Only an exact reprint of all the data is acceptable.

....................

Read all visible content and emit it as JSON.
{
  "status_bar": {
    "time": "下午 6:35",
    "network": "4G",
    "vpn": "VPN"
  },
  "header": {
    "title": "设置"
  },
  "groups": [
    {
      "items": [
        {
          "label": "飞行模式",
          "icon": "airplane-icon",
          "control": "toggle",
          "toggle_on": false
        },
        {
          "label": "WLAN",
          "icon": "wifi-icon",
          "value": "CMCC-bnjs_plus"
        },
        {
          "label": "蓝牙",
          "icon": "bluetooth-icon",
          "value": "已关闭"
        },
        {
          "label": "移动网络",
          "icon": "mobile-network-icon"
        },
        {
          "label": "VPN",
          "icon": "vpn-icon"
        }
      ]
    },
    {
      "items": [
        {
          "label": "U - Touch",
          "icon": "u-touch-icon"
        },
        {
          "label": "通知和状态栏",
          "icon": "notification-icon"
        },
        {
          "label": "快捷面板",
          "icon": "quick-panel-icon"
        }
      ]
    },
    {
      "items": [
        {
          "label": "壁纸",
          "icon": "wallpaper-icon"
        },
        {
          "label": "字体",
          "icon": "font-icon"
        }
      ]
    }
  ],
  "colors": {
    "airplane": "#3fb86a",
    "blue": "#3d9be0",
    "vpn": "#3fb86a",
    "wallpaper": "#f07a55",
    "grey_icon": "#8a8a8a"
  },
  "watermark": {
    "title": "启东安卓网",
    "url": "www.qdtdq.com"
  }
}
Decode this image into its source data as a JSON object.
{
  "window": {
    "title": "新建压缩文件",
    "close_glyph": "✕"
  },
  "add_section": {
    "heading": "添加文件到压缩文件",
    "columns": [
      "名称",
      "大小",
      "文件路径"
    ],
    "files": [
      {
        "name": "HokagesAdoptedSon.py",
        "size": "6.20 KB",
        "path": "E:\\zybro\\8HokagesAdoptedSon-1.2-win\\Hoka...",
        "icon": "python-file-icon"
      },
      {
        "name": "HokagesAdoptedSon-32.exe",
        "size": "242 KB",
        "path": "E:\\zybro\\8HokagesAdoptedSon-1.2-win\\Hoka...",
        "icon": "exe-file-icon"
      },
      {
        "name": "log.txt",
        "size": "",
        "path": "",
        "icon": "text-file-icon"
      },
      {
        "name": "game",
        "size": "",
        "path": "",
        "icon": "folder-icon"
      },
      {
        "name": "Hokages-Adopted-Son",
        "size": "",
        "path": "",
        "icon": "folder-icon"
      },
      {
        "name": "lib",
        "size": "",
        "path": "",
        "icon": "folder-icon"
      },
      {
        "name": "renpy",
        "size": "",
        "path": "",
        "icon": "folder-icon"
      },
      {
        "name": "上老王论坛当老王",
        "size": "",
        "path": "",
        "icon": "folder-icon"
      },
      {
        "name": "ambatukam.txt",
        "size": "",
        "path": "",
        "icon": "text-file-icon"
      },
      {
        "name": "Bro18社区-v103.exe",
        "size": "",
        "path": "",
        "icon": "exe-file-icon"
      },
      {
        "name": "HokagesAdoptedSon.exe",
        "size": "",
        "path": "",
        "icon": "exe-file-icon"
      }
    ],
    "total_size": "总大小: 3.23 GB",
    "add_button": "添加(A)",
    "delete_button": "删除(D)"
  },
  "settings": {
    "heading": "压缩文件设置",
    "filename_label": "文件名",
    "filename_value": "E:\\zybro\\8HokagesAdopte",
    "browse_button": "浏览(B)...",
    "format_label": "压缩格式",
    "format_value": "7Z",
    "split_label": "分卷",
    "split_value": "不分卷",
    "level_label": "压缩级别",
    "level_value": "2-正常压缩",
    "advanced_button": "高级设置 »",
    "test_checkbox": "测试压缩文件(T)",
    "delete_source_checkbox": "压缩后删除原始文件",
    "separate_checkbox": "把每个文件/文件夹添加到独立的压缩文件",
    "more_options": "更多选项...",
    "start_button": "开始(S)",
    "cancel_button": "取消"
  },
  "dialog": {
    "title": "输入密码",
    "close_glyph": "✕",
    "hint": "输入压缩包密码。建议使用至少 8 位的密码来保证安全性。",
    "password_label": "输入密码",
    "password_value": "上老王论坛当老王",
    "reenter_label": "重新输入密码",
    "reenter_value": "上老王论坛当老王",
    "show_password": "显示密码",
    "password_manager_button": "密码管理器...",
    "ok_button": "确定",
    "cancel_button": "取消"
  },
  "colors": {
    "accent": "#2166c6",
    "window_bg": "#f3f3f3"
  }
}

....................

_Answer below_
Read all visible content and emit it as JSON.
{
  "status_bar": {
    "time": "下午 6:35",
    "network": "4G",
    "vpn": "VPN"
  },
  "header": {
    "title": "设置"
  },
  "groups": [
    {
      "items": [
        {
          "label": "飞行模式",
          "icon": "airplane-icon",
          "control": "toggle",
          "toggle_on": false
        },
        {
          "label": "WLAN",
          "icon": "wifi-icon",
          "value": "CMCC-bnjs_plus"
        },
        {
          "label": "蓝牙",
          "icon": "bluetooth-icon",
          "value": "已关闭"
        },
        {
          "label": "移动网络",
          "icon": "mobile-network-icon"
        },
        {
          "label": "VPN",
          "icon": "vpn-icon"
        }
      ]
    },
    {
      "items": [
        {
          "label": "U - Touch",
          "icon": "u-touch-icon"
        },
        {
          "label": "通知和状态栏",
          "icon": "notification-icon"
        },
        {
          "label": "快捷面板",
          "icon": "quick-panel-icon"
        }
      ]
    },
    {
      "items": [
        {
          "label": "壁纸",
          "icon": "wallpaper-icon"
        },
        {
          "label": "字体",
          "icon": "font-icon"
        }
      ]
    }
  ],
  "colors": {
    "airplane": "#3fb86a",
    "blue": "#3d9be0",
    "vpn": "#3fb86a",
    "wallpaper": "#f07a55",
    "grey_icon": "#8a8a8a"
  },
  "watermark": {
    "title": "启东安卓网",
    "url": "www.qdtdq.com"
  }
}
Decode this image into its source data as a JSON object.
{
  "window": {
    "title": "新建压缩文件",
    "close_glyph": "✕"
  },
  "add_section": {
    "heading": "添加文件到压缩文件",
    "columns": [
      "名称",
      "大小",
      "文件路径"
    ],
    "files": [
      {
        "name": "HokagesAdoptedSon.py",
        "size": "6.20 KB",
        "path": "E:\\zybro\\8HokagesAdoptedSon-1.2-win\\Hoka...",
        "icon": "python-file-icon"
      },
      {
        "name": "HokagesAdoptedSon-32.exe",
        "size": "242 KB",
        "path": "E:\\zybro\\8HokagesAdoptedSon-1.2-win\\Hoka...",
        "icon": "exe-file-icon"
      },
      {
        "name": "log.txt",
        "size": "",
        "path": "",
        "icon": "text-file-icon"
      },
      {
        "name": "game",
        "size": "",
        "path": "",
        "icon": "folder-icon"
      },
      {
        "name": "Hokages-Adopted-Son",
        "size": "",
        "path": "",
        "icon": "folder-icon"
      },
      {
        "name": "lib",
        "size": "",
        "path": "",
        "icon": "folder-icon"
      },
      {
        "name": "renpy",
        "size": "",
        "path": "",
        "icon": "folder-icon"
      },
      {
        "name": "上老王论坛当老王",
        "size": "",
        "path": "",
        "icon": "folder-icon"
      },
      {
        "name": "ambatukam.txt",
        "size": "",
        "path": "",
        "icon": "text-file-icon"
      },
      {
        "name": "Bro18社区-v103.exe",
        "size": "",
        "path": "",
        "icon": "exe-file-icon"
      },
      {
        "name": "HokagesAdoptedSon.exe",
        "size": "",
        "path": "",
        "icon": "exe-file-icon"
      }
    ],
    "total_size": "总大小: 3.23 GB",
    "add_button": "添加(A)",
    "delete_button": "删除(D)"
  },
  "settings": {
    "heading": "压缩文件设置",
    "filename_label": "文件名",
    "filename_value": "E:\\zybro\\8HokagesAdopte",
    "browse_button": "浏览(B)...",
    "format_label": "压缩格式",
    "format_value": "7Z",
    "split_label": "分卷",
    "split_value": "不分卷",
    "level_label": "压缩级别",
    "level_value": "2-正常压缩",
    "advanced_button": "高级设置 »",
    "test_checkbox": "测试压缩文件(T)",
    "delete_source_checkbox": "压缩后删除原始文件",
    "separate_checkbox": "把每个文件/文件夹添加到独立的压缩文件",
    "more_options": "更多选项...",
    "start_button": "开始(S)",
    "cancel_button": "取消"
  },
  "dialog": {
    "title": "输入密码",
    "close_glyph": "✕",
    "hint": "输入压缩包密码。建议使用至少 8 位的密码来保证安全性。",
    "password_label": "输入密码",
    "password_value": "上老王论坛当老王",
    "reenter_label": "重新输入密码",
    "reenter_value": "上老王论坛当老王",
    "show_password": "显示密码",
    "password_manager_button": "密码管理器...",
    "ok_button": "确定",
    "cancel_button": "取消"
  },
  "colors": {
    "accent": "#2166c6",
    "window_bg": "#f3f3f3"
  }
}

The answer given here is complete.